Queries have two advantages when it comes to reading performance that tables don’t have. First you can limit the amount of data you retrieve from the server by defining only the specific columns you need and second you can join multiple tables into one query saving noumerous roundtrips to the server with our good old loopy-loopy code pattern.

But Queries can’t do what Tables can, they cannot write to the database.

And there is more that Queries cannot do. Let me explain with an example.

In my example I’ve created a realy simple query that contains a few fields from the Item Ledger Entry table

I use this Query in a Codeunit along with the Table variable itsself.

This is a very stupid piece of code that reads the same Item Ledger Entry four times. Twice from the table and twice with the query.

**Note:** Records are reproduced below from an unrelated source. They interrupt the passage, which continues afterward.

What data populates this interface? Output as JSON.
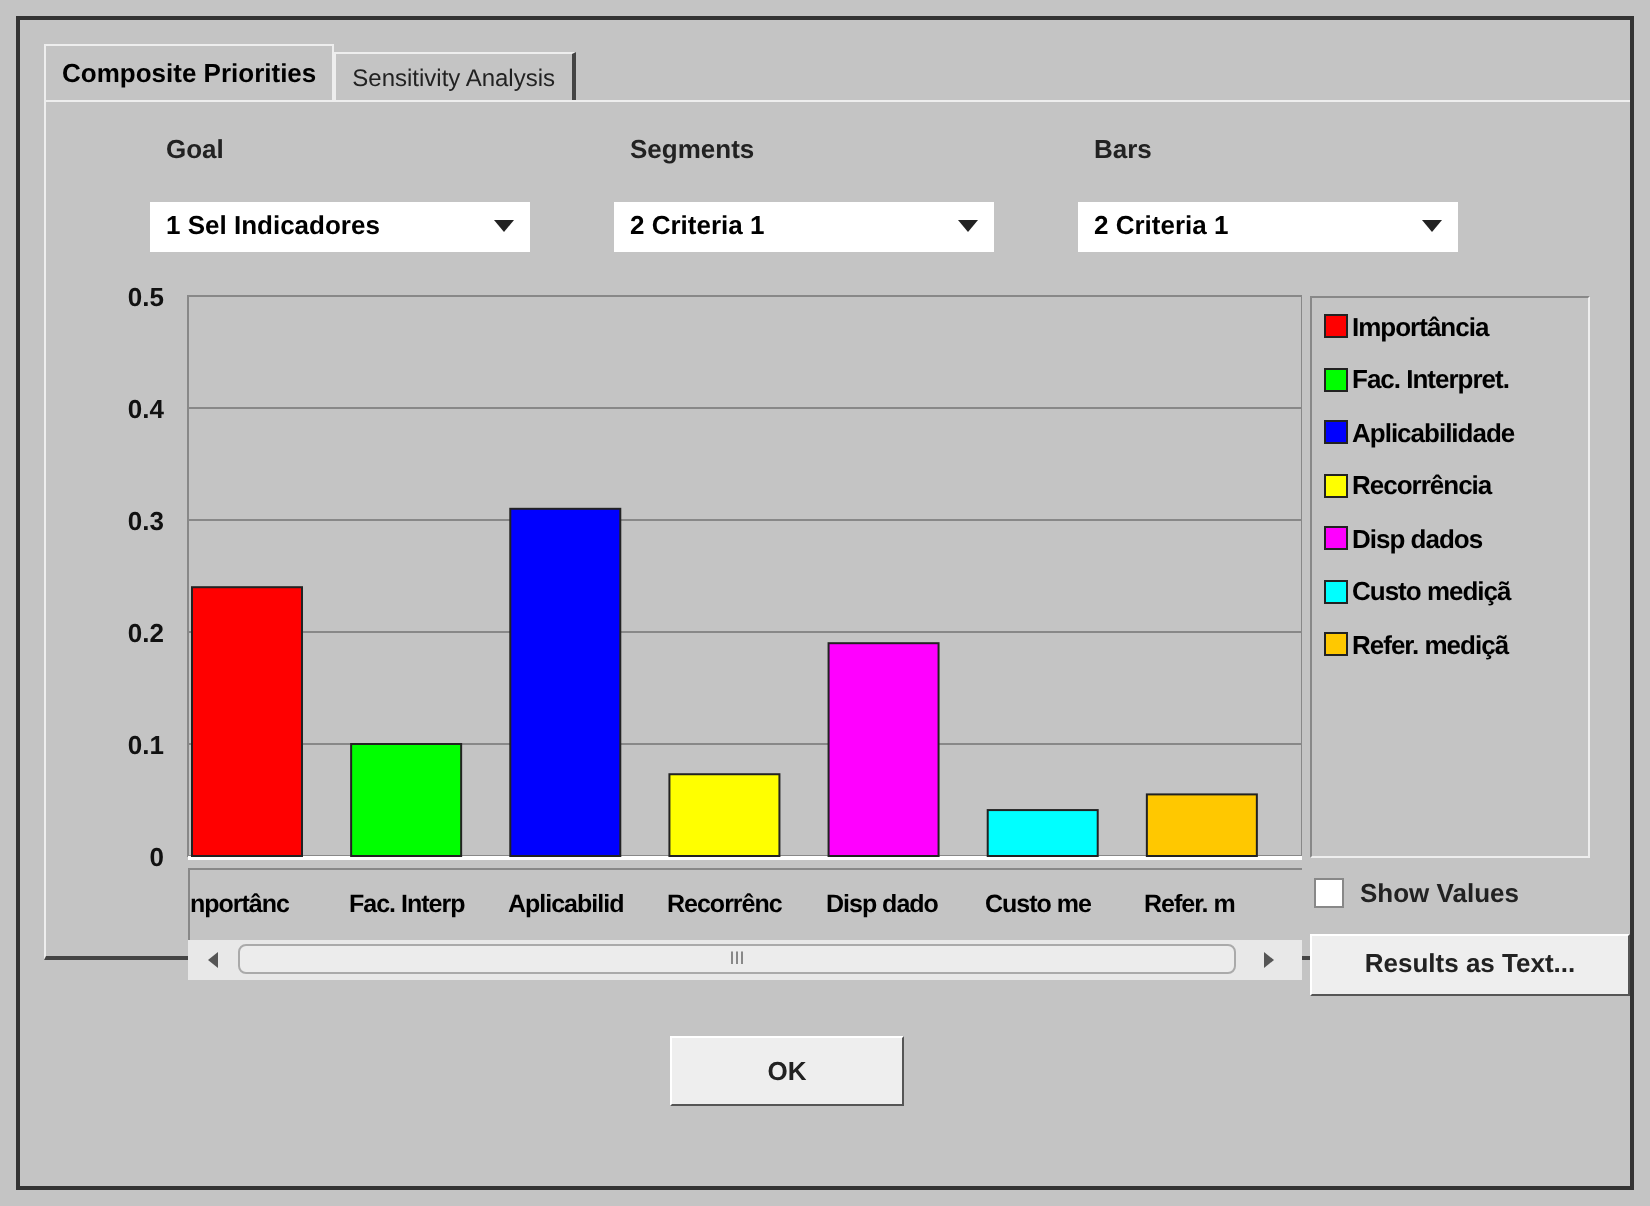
{
  "tabs": [
    {
      "label": "Composite Priorities",
      "selected": true
    },
    {
      "label": "Sensitivity Analysis",
      "selected": false
    }
  ],
  "selectors": [
    {
      "label": "Goal",
      "value": "1 Sel Indicadores"
    },
    {
      "label": "Segments",
      "value": "2 Criteria 1"
    },
    {
      "label": "Bars",
      "value": "2 Criteria 1"
    }
  ],
  "chart": {
    "chart_data": {
      "type": "bar",
      "categories": [
        "nportânc",
        "Fac. Interp",
        "Aplicabilid",
        "Recorrênc",
        "Disp dado",
        "Custo me",
        "Refer. m"
      ],
      "grid": true,
      "series": [
        {
          "values": [
            0.24,
            0.1,
            0.31,
            0.073,
            0.19,
            0.041,
            0.055
          ]
        }
      ],
      "ylim": [
        0,
        0.5
      ],
      "yticks": [
        {
          "value": 0,
          "label": "0"
        },
        0.1,
        0.2,
        0.3,
        0.4,
        0.5
      ]
    }
  },
  "legend": [
    {
      "label": "Importância",
      "color": "#ff0000"
    },
    {
      "label": "Fac. Interpret.",
      "color": "#00ff00"
    },
    {
      "label": "Aplicabilidade",
      "color": "#0000ff"
    },
    {
      "label": "Recorrência",
      "color": "#ffff00"
    },
    {
      "label": "Disp dados",
      "color": "#ff00ff"
    },
    {
      "label": "Custo mediçã",
      "color": "#00ffff"
    },
    {
      "label": "Refer. mediçã",
      "color": "#ffc800"
    }
  ],
  "show_values": {
    "label": "Show Values",
    "checked": false
  },
  "scrollbar": {
    "grip": "III"
  },
  "results_button": "Results as Text...",
  "ok_button": "OK"
}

And yes, we get four messageboxes with the Document No.

So what is the clue?

Let’s look at what NAV Sends to SQL Server with Profiler…

Please note that NAV only issues three SQL Statements, not four. And I can tell you a Little secret, if you run this again, it will only issue two.

The two statements that are the same are the Query statements. True, they are more lightweight than the Table Query but unless you have a covering index it will read the entire record in SQL anyway.


Another thing that NAV2013 introduces is Service Tier caching. All the users on the same service tier share the same reading cache. So if I read customer 10000 and another user wants this data it is not read from SQL Server but from cache. NAV Cache.

Unfortunately this only works for Tables, not for Queries.

So remember this when you design your solution. If you read the same data over and over again, a Query might be overkill.

If you want my opinion you should only use queries when joining multiple tables. Never ever use queries in a single table scenario. The only thing you do is adding an extra layer of complexity to your solution and add extra objectcosts for your customer.

Thanks Waldo for the tip!